- _WHAT THE TASK REQUIRES_: Every line of the records that holds the word "computer" should be copied.

- _PROVIDED DATA_:
****************************************
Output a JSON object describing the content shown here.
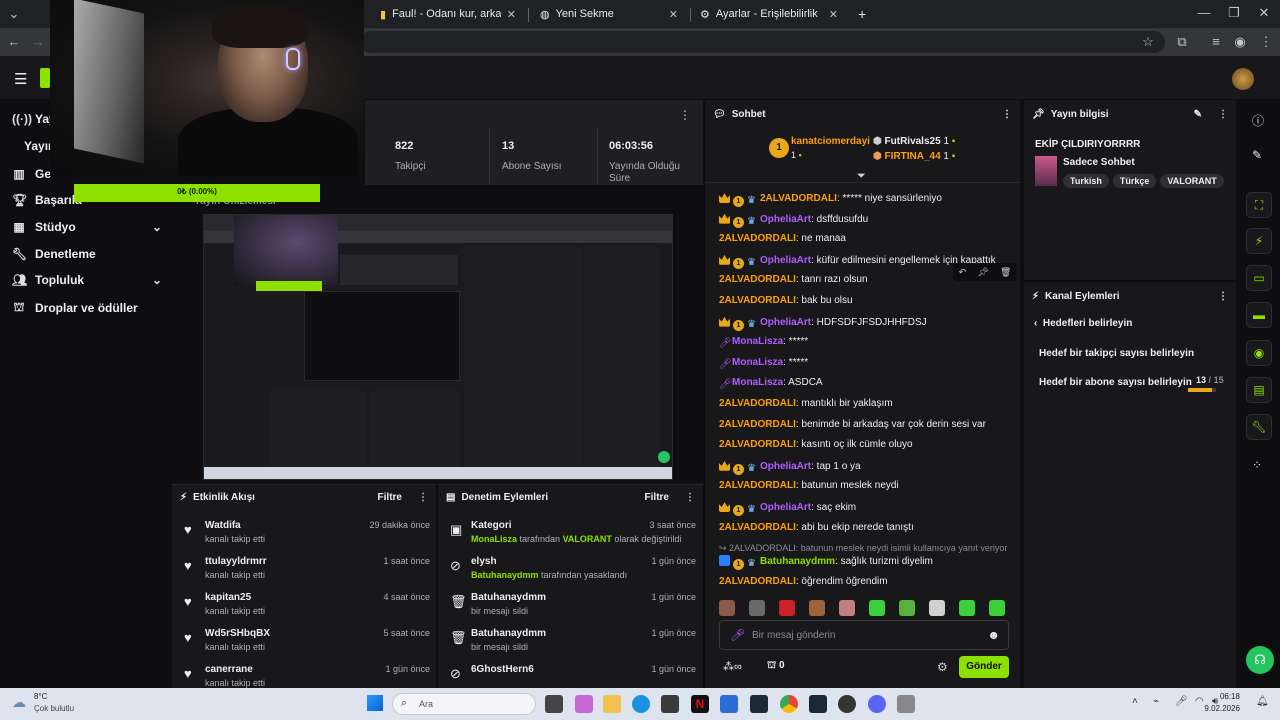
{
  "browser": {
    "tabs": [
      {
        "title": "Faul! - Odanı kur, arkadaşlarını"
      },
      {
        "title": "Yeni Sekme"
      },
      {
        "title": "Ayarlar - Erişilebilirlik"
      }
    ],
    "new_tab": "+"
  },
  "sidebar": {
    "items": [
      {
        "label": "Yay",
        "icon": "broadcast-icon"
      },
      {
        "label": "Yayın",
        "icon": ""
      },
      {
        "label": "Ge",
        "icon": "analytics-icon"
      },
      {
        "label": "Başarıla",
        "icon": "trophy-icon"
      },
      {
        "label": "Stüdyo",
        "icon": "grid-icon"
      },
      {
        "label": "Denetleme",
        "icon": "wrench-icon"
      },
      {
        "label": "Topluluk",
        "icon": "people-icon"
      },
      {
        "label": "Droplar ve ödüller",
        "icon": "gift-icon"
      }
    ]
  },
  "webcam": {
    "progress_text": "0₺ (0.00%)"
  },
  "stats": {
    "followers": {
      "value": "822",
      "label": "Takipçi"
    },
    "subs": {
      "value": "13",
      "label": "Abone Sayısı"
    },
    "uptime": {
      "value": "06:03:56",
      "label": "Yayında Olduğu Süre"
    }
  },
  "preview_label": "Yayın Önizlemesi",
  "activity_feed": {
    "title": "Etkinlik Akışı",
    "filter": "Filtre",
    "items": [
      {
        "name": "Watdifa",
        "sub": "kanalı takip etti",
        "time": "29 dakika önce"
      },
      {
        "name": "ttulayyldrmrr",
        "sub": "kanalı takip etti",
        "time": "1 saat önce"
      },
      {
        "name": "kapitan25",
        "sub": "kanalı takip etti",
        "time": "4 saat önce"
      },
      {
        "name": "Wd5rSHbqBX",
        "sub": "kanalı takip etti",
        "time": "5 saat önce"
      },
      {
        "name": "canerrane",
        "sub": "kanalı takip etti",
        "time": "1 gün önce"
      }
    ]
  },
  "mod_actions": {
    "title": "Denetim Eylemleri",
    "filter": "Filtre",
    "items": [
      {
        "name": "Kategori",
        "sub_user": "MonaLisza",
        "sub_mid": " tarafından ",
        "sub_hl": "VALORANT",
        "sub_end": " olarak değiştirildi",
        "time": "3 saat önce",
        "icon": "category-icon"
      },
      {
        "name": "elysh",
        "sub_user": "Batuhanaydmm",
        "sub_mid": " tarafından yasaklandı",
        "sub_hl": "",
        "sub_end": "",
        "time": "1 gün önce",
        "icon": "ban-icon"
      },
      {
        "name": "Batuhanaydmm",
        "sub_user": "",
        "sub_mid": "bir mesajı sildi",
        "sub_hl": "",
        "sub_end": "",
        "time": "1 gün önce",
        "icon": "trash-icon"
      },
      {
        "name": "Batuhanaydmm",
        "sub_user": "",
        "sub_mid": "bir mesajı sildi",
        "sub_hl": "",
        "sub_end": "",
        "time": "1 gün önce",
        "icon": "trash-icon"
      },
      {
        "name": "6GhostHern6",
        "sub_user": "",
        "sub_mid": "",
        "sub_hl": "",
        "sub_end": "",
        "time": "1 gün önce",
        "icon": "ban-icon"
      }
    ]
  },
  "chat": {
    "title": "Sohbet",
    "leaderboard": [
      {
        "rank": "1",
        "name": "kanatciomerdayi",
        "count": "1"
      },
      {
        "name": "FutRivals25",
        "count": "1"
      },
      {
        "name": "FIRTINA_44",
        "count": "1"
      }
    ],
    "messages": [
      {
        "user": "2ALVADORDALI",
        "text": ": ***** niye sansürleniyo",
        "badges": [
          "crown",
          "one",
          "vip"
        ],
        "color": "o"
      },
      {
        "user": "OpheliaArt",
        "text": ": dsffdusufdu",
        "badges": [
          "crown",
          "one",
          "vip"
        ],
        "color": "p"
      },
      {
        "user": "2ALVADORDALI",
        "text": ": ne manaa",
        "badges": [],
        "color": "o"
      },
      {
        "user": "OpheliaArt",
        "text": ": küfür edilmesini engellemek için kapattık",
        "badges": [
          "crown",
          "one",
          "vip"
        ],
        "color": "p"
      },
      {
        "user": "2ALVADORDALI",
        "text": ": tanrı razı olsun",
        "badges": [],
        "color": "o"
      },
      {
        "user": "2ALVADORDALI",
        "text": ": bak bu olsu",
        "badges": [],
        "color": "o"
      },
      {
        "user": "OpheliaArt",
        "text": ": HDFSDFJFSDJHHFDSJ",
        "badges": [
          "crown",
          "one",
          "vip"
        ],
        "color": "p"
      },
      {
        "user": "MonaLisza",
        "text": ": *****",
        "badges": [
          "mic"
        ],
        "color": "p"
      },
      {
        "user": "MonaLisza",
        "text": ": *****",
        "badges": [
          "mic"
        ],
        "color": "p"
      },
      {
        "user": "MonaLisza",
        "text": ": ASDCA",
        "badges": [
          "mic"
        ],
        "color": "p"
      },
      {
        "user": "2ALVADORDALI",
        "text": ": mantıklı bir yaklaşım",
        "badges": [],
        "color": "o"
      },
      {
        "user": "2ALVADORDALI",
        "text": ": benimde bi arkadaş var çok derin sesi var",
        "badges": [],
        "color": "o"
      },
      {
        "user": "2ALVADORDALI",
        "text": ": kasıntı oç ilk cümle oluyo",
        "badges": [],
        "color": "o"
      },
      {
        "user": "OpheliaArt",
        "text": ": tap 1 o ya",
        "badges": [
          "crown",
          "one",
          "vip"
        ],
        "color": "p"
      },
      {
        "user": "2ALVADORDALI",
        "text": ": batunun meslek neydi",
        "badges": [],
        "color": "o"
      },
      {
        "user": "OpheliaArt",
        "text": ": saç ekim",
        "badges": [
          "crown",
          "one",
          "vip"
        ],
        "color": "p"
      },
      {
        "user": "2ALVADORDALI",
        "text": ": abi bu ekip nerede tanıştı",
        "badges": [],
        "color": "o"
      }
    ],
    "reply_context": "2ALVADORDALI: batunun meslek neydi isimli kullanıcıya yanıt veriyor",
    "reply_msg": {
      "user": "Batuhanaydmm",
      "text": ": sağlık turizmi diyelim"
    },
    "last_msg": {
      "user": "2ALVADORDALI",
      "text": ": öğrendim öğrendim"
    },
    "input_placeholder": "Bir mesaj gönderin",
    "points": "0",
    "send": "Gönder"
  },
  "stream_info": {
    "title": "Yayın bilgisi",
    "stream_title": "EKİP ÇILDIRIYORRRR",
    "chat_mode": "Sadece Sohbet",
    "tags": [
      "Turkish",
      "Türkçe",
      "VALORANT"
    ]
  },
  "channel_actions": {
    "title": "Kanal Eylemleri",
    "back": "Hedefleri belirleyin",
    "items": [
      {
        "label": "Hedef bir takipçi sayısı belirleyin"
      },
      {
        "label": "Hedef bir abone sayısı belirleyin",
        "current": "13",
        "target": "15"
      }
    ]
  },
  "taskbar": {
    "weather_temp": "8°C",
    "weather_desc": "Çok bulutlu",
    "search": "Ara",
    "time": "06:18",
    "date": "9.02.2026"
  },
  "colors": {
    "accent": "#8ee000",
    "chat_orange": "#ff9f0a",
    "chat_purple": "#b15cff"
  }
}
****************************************
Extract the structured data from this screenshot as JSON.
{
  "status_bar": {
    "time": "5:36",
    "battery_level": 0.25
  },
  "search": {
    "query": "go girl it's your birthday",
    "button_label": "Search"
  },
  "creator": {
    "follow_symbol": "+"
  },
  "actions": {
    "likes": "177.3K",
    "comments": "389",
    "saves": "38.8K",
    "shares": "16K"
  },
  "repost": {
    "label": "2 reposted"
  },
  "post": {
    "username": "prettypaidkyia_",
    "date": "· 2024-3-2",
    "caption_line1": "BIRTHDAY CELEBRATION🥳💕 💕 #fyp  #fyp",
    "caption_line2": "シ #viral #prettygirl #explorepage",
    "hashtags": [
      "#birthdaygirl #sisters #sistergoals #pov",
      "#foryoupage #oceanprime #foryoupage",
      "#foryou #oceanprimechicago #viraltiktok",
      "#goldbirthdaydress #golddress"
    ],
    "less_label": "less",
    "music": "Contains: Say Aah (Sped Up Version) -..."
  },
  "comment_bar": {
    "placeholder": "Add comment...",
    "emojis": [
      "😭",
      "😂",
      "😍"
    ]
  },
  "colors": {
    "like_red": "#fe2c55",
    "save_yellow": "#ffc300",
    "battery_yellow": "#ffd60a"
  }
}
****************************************
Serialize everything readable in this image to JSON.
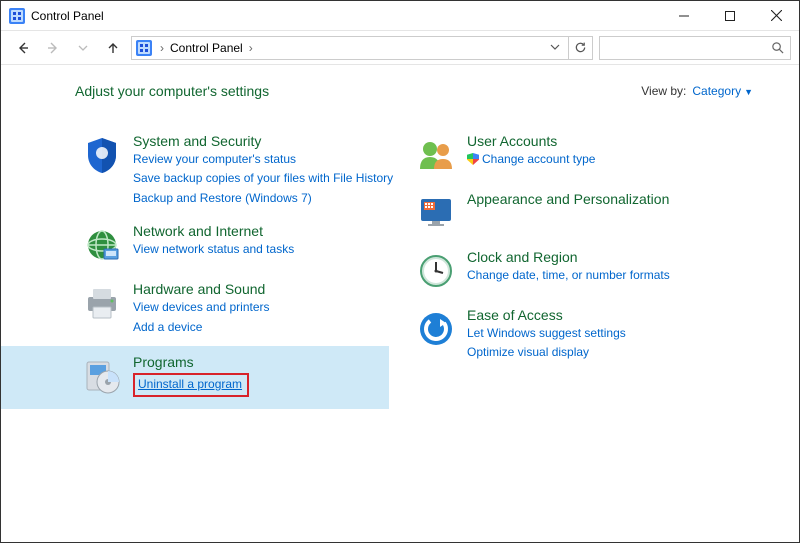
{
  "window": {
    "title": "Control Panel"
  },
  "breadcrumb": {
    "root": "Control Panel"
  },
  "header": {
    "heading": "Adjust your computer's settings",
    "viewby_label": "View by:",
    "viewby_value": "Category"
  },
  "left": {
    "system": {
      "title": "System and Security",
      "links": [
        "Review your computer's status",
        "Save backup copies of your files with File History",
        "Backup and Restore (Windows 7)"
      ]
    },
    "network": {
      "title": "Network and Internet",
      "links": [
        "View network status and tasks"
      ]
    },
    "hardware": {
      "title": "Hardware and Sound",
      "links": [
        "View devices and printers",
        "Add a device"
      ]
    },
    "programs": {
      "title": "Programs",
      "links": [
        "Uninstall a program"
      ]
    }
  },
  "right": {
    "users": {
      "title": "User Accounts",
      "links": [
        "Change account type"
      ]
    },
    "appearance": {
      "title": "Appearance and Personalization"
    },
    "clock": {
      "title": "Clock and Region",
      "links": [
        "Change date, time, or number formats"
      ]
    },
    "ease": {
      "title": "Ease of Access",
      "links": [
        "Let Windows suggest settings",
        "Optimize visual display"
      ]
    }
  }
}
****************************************
- _RESPONSE AREA_:
    "heading": "Adjust your computer's settings",
        "Review your computer's status",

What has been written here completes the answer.